Euro Weekly News reports live updates from the President’s Speech. 29.03.20.
Pedro Sanchez is currently meeting with the leaders of Spain’s autonomous communities to finalise the regulations of the new decree which states that all businesses which are strictly non-essential must be closed for the next two weeks.
His speech is due to begin at 2.15pm and it will outline which essential businesses and workers will be able to remain open and in function.
Maria Jesus Montero, the Spokeswoman for the Ministry of Spain wants to convey that they are hopeful to find a definitive solution through science and medicine which will finally solve the pandemic once and for all.
All governments and countries around the world are trying to stop the spread of this virus and we have learnt that these are unprecedented circumstances which all for extraordinary measures.
The decision to strictly close all non-essential businesses has been taken in order to further reduce mobility and decrease the risk of infection between citizens in order to flatter the curve of infection and relieve tension on the Intensive Care Units. This has been done to protect all citizens, especially those who are in part of the most vulnerable groups.
Montero insists that the goal is to “buy time” against this virus and that our weeks of confinement are already beginning to “pay off” as the rate of infection is “without a doubt” much lower than if we had not been quarantined.
We have to ensure that the rate of mobility within our nation during these next few weeks is the same as that as it would be on a weekend of quarantine, for this reason, we have approved the measure to justify this action.
The decree regulates a recoverable paid leave for all labour personnel who provide services in companies or public private entities.
Obviously, this will not include people who are able to do their job from home by teleworking or online, or those who have received an ERTE, those who currently find themselves temporarily incapable to work, those who are currently on maternity or paternity leave, and of course those essential workers.
Each day we grow closer to flattening the curve but we must provide additional effort, this is why the government, after taking on board the advice of experts, has decided to become stricter in the closure of non-essential businesses.
María Jesús Montero announces that the government will continue working on “a package of measures that will be developed next week and in the coming months.
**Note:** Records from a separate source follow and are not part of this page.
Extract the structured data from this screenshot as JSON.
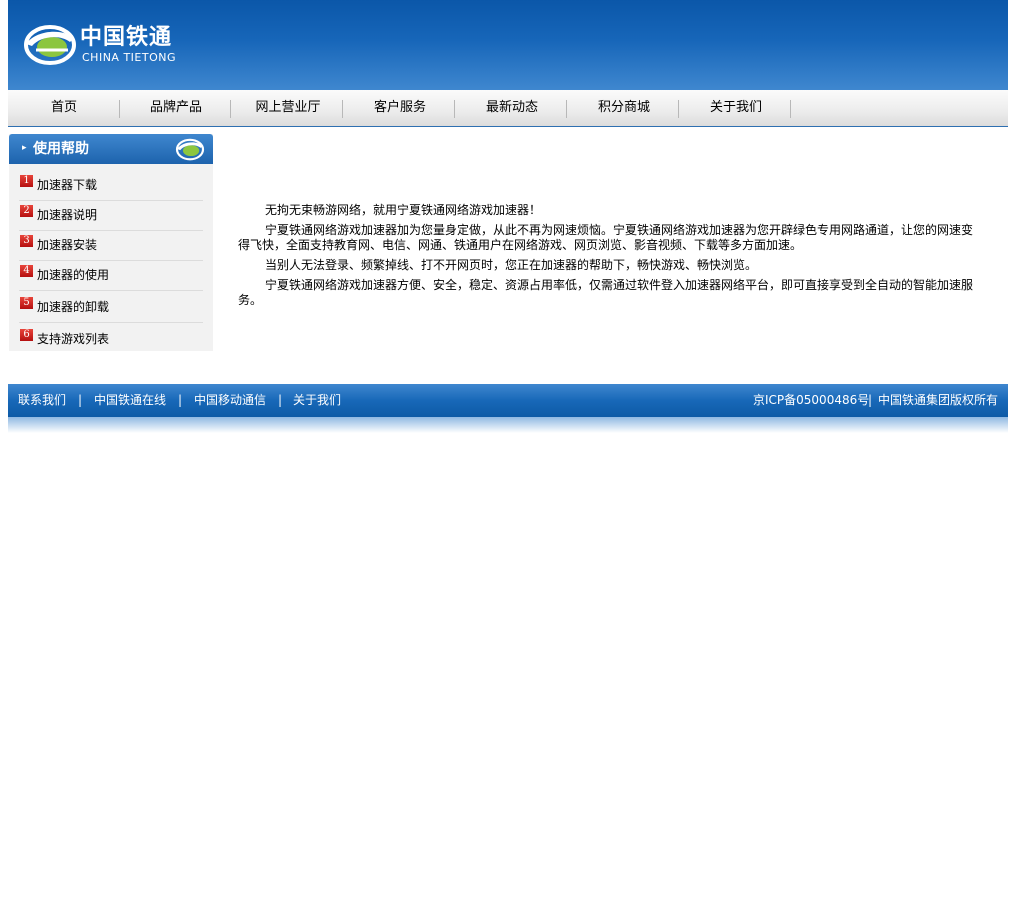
{
  "header": {
    "logo_cn": "中国铁通",
    "logo_en": "CHINA TIETONG"
  },
  "nav": {
    "items": [
      "首页",
      "品牌产品",
      "网上营业厅",
      "客户服务",
      "最新动态",
      "积分商城",
      "关于我们"
    ]
  },
  "sidebar": {
    "title": "使用帮助",
    "items": [
      {
        "num": "1",
        "label": "加速器下载"
      },
      {
        "num": "2",
        "label": "加速器说明"
      },
      {
        "num": "3",
        "label": "加速器安装"
      },
      {
        "num": "4",
        "label": "加速器的使用"
      },
      {
        "num": "5",
        "label": "加速器的卸载"
      },
      {
        "num": "6",
        "label": "支持游戏列表"
      }
    ]
  },
  "content": {
    "paragraphs": [
      "无拘无束畅游网络，就用宁夏铁通网络游戏加速器！",
      "宁夏铁通网络游戏加速器加为您量身定做，从此不再为网速烦恼。宁夏铁通网络游戏加速器为您开辟绿色专用网路通道，让您的网速变得飞快，全面支持教育网、电信、网通、铁通用户在网络游戏、网页浏览、影音视频、下载等多方面加速。",
      "当别人无法登录、频繁掉线、打不开网页时，您正在加速器的帮助下，畅快游戏、畅快浏览。",
      "宁夏铁通网络游戏加速器方便、安全，稳定、资源占用率低，仅需通过软件登入加速器网络平台，即可直接享受到全自动的智能加速服务。"
    ]
  },
  "footer": {
    "links": [
      "联系我们",
      "中国铁通在线",
      "中国移动通信",
      "关于我们"
    ],
    "separator": "|",
    "icp": "京ICP备05000486号",
    "copyright_sep": "|",
    "copyright": "中国铁通集团版权所有"
  },
  "colors": {
    "brand_blue": "#0b57a9",
    "accent_green": "#7ab648",
    "badge_red": "#c8201a"
  },
  "icons": {
    "logo_mark": "china-tietong-logo-icon",
    "side_arrow": "arrow-right-icon",
    "side_mark": "china-tietong-logo-icon"
  }
}
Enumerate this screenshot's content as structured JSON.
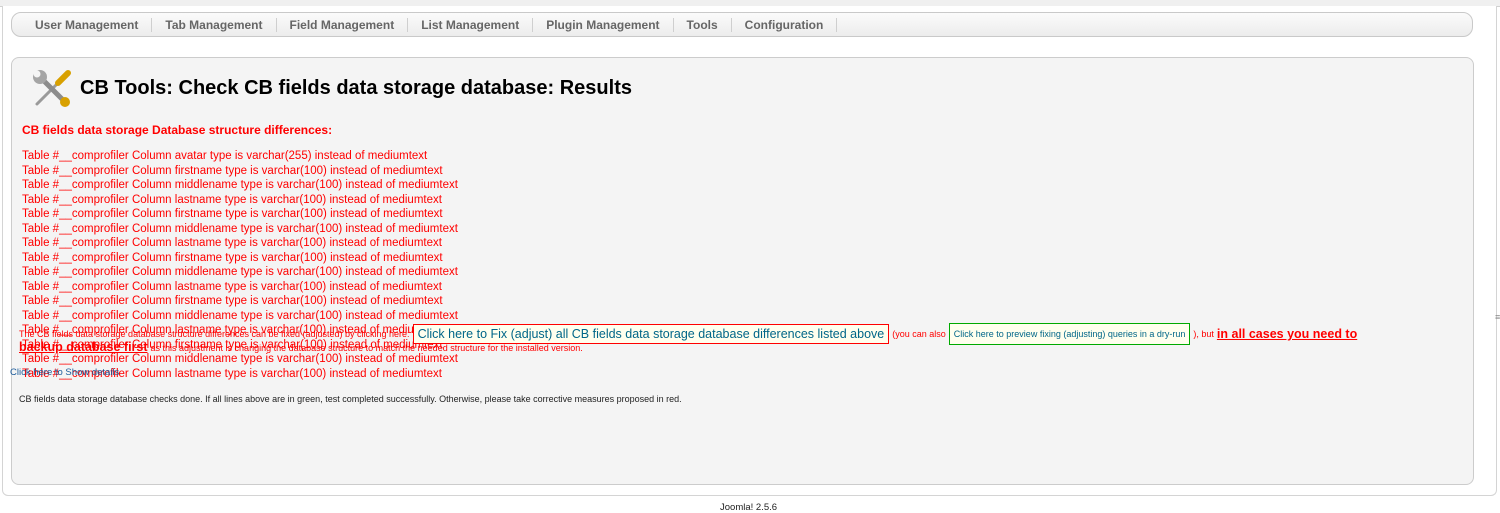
{
  "menu": {
    "items": [
      {
        "label": "User Management"
      },
      {
        "label": "Tab Management"
      },
      {
        "label": "Field Management"
      },
      {
        "label": "List Management"
      },
      {
        "label": "Plugin Management"
      },
      {
        "label": "Tools"
      },
      {
        "label": "Configuration"
      }
    ]
  },
  "page": {
    "title": "CB Tools: Check CB fields data storage database: Results",
    "icon": "tools-icon"
  },
  "differences": {
    "heading": "CB fields data storage Database structure differences:",
    "lines": [
      "Table #__comprofiler Column avatar type is varchar(255) instead of mediumtext",
      "Table #__comprofiler Column firstname type is varchar(100) instead of mediumtext",
      "Table #__comprofiler Column middlename type is varchar(100) instead of mediumtext",
      "Table #__comprofiler Column lastname type is varchar(100) instead of mediumtext",
      "Table #__comprofiler Column firstname type is varchar(100) instead of mediumtext",
      "Table #__comprofiler Column middlename type is varchar(100) instead of mediumtext",
      "Table #__comprofiler Column lastname type is varchar(100) instead of mediumtext",
      "Table #__comprofiler Column firstname type is varchar(100) instead of mediumtext",
      "Table #__comprofiler Column middlename type is varchar(100) instead of mediumtext",
      "Table #__comprofiler Column lastname type is varchar(100) instead of mediumtext",
      "Table #__comprofiler Column firstname type is varchar(100) instead of mediumtext",
      "Table #__comprofiler Column middlename type is varchar(100) instead of mediumtext",
      "Table #__comprofiler Column lastname type is varchar(100) instead of mediumtext",
      "Table #__comprofiler Column firstname type is varchar(100) instead of mediumtext",
      "Table #__comprofiler Column middlename type is varchar(100) instead of mediumtext",
      "Table #__comprofiler Column lastname type is varchar(100) instead of mediumtext"
    ]
  },
  "fix": {
    "intro": "The CB fields data storage database structure differences can be fixed (adjusted) by clicking here:",
    "fix_button": "Click here to Fix (adjust) all CB fields data storage database differences listed above",
    "also_text": "(you can also",
    "dry_run_button": "Click here to preview fixing (adjusting) queries in a dry-run",
    "but_text": "), but",
    "warning_part1": "in all cases you need to",
    "warning_part2": "backup database first",
    "after_warning": "as this adjustment is changing the database structure to match the needed structure for the installed version."
  },
  "details_link": "Click here to Show details",
  "status": "CB fields data storage database checks done. If all lines above are in green, test completed successfully. Otherwise, please take corrective measures proposed in red.",
  "footer": "Joomla! 2.5.6",
  "colors": {
    "error_text": "#ff0000",
    "link": "#1a5a9a",
    "panel_bg": "#f4f4f4"
  }
}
“Next week we will be receiving medical supplies which have been purchased from China valued at over €600 million.
“We have also invested vastly in scientific research, as well as social measures so that nobody is left behind during this crisis.”
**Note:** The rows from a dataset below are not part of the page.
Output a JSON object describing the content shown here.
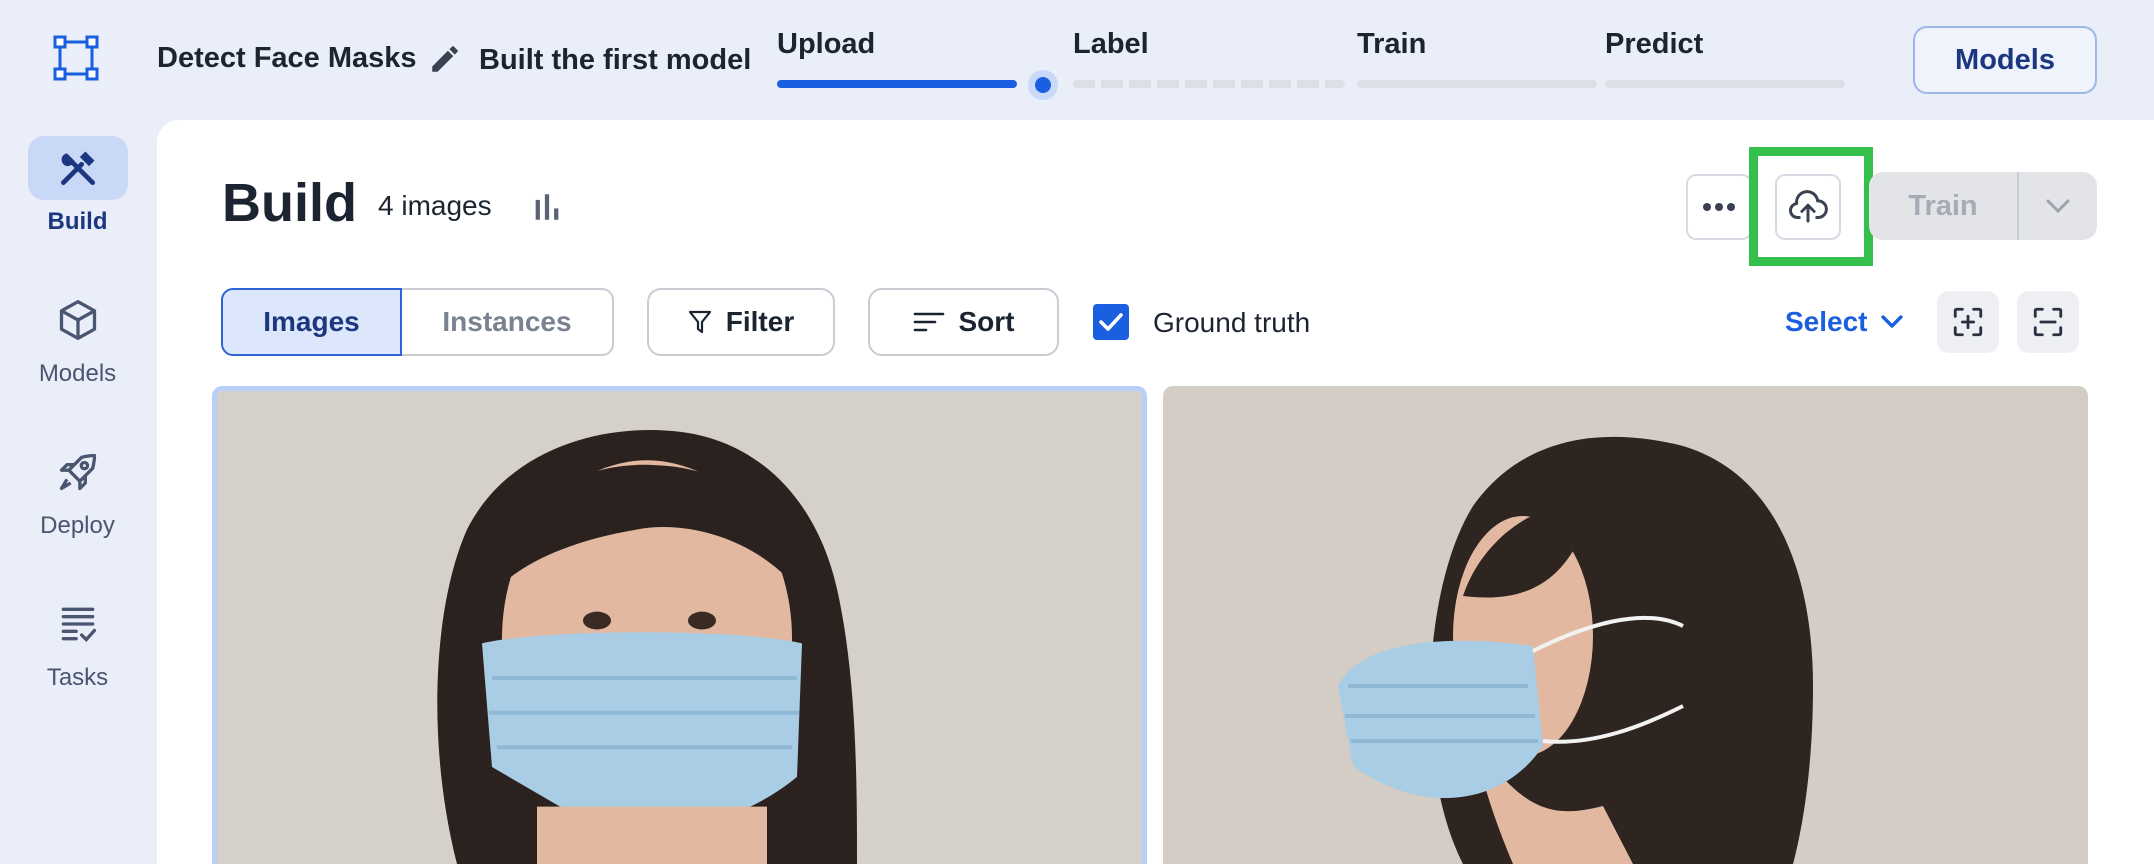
{
  "header": {
    "project_name": "Detect Face Masks",
    "model_name": "Built the first model",
    "steps": [
      {
        "label": "Upload",
        "state": "done"
      },
      {
        "label": "Label",
        "state": "current"
      },
      {
        "label": "Train",
        "state": "todo"
      },
      {
        "label": "Predict",
        "state": "todo"
      }
    ],
    "models_button": "Models"
  },
  "sidebar": {
    "items": [
      {
        "label": "Build",
        "icon": "hammer-wrench-icon",
        "active": true
      },
      {
        "label": "Models",
        "icon": "cube-icon",
        "active": false
      },
      {
        "label": "Deploy",
        "icon": "rocket-icon",
        "active": false
      },
      {
        "label": "Tasks",
        "icon": "checklist-icon",
        "active": false
      }
    ]
  },
  "main": {
    "title": "Build",
    "image_count": "4 images",
    "train_button": "Train",
    "view_tabs": [
      "Images",
      "Instances"
    ],
    "filter_label": "Filter",
    "sort_label": "Sort",
    "ground_truth_label": "Ground truth",
    "ground_truth_checked": true,
    "select_label": "Select"
  },
  "colors": {
    "accent": "#1a5fe0",
    "highlight": "#34c04a",
    "background": "#e9eef9"
  }
}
She affirms that “there is no time to lose” in the fight against the coronavirus, “everyone in their own way has a level of responsibility to uphold in the name of society and the objective is to save lives.”
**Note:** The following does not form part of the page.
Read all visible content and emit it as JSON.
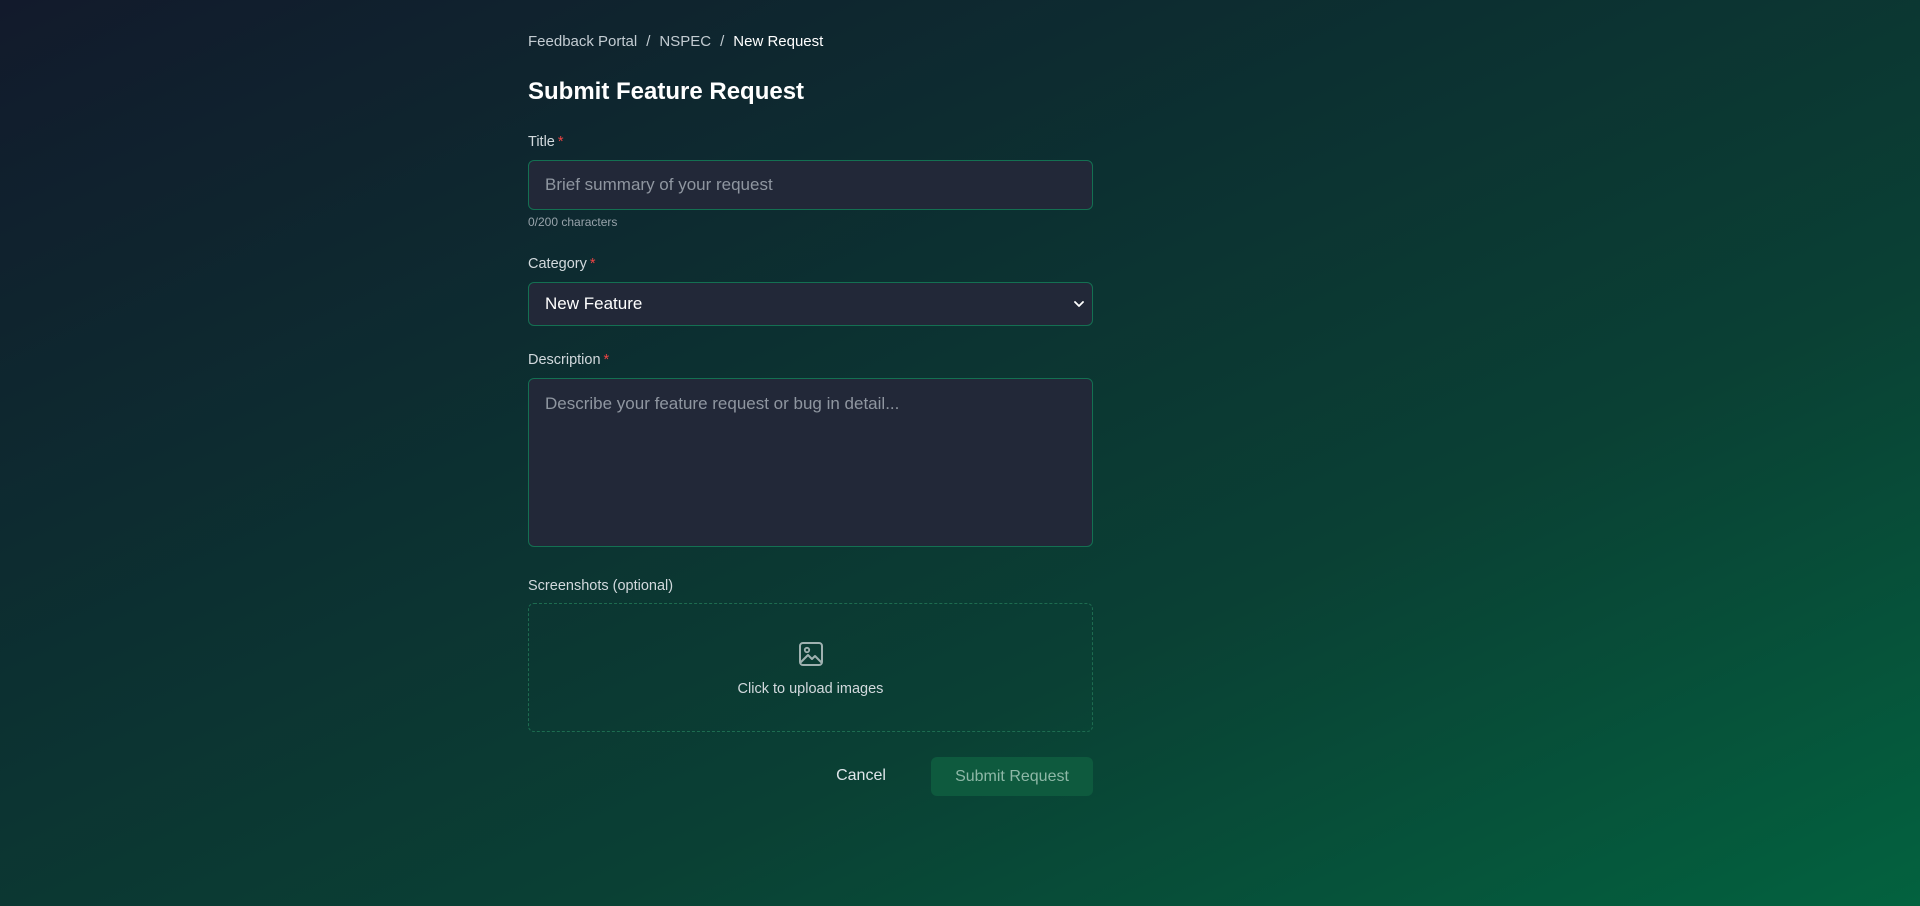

Yolanda Diaz, the Minister of Labour
She begins by thanking the health professionals for all of their efforts and by promoting the need for better safety measures and protection to these workers who are out on the front lines.
Yolanda Díaz highlights the vital role of the European Union in this crisis, recalling that “Spain is not alone” when it comes to taking action.
Diaz has confirmed that although the upcoming quarantine will be even harder and stricter that the government will not bow down to pressure on lifting these restrictions as they are vital to flattening the curve.
She specifies which workers will be affected by paid leave: “This measure will be applied to workers who are now carrying on with their activities, not to those working from home, to those who have received an ERTE, or have a temporary disability procedure. Employers must guarantee paying their employees’ wages. Workers must return those hours which they have been paid for during the quarantine before December 31, this way no one loses.”
This is a very flexible option as we have left a margin for negotiation between the employer and the employees. We must prioritise general interests over individual ones. The objective is to flatten the curve.
Why has the government decided to take this decision now?
María Jesús Montero clarifies that the decisions taken by the government are based on the evaluation of the experts
On the question of why each autonomous community cannot follow their own understandings of what essential services can remain open, Montero has replied that it “makes no sense that one part of the territory should do something different from another” as the “virus does not know borders,” there needs to be a “unity in action” as this is “fundamental”.
“Until April 9, all non-essential workers must stay at home.”
Montero: “There has been talks of a postponement of tax payments and debts of SME’s (Small and Medium Sized Enterprises) and for autonomous workers.” She acknowledges that this has been taken into consideration although no specific actions have been taken as of yet.
Yolanda Diaz regarding the ‘pressures they have received’: “We are defending the national and general interest. There is no better way to defend this than flattening the curve of coronavirus cases.”
She carries on by reassuring that as we approach Easter it is only “eight working days” that must be taken into strict quarantine and that must be recovered after the quarantine before December 31, 2020.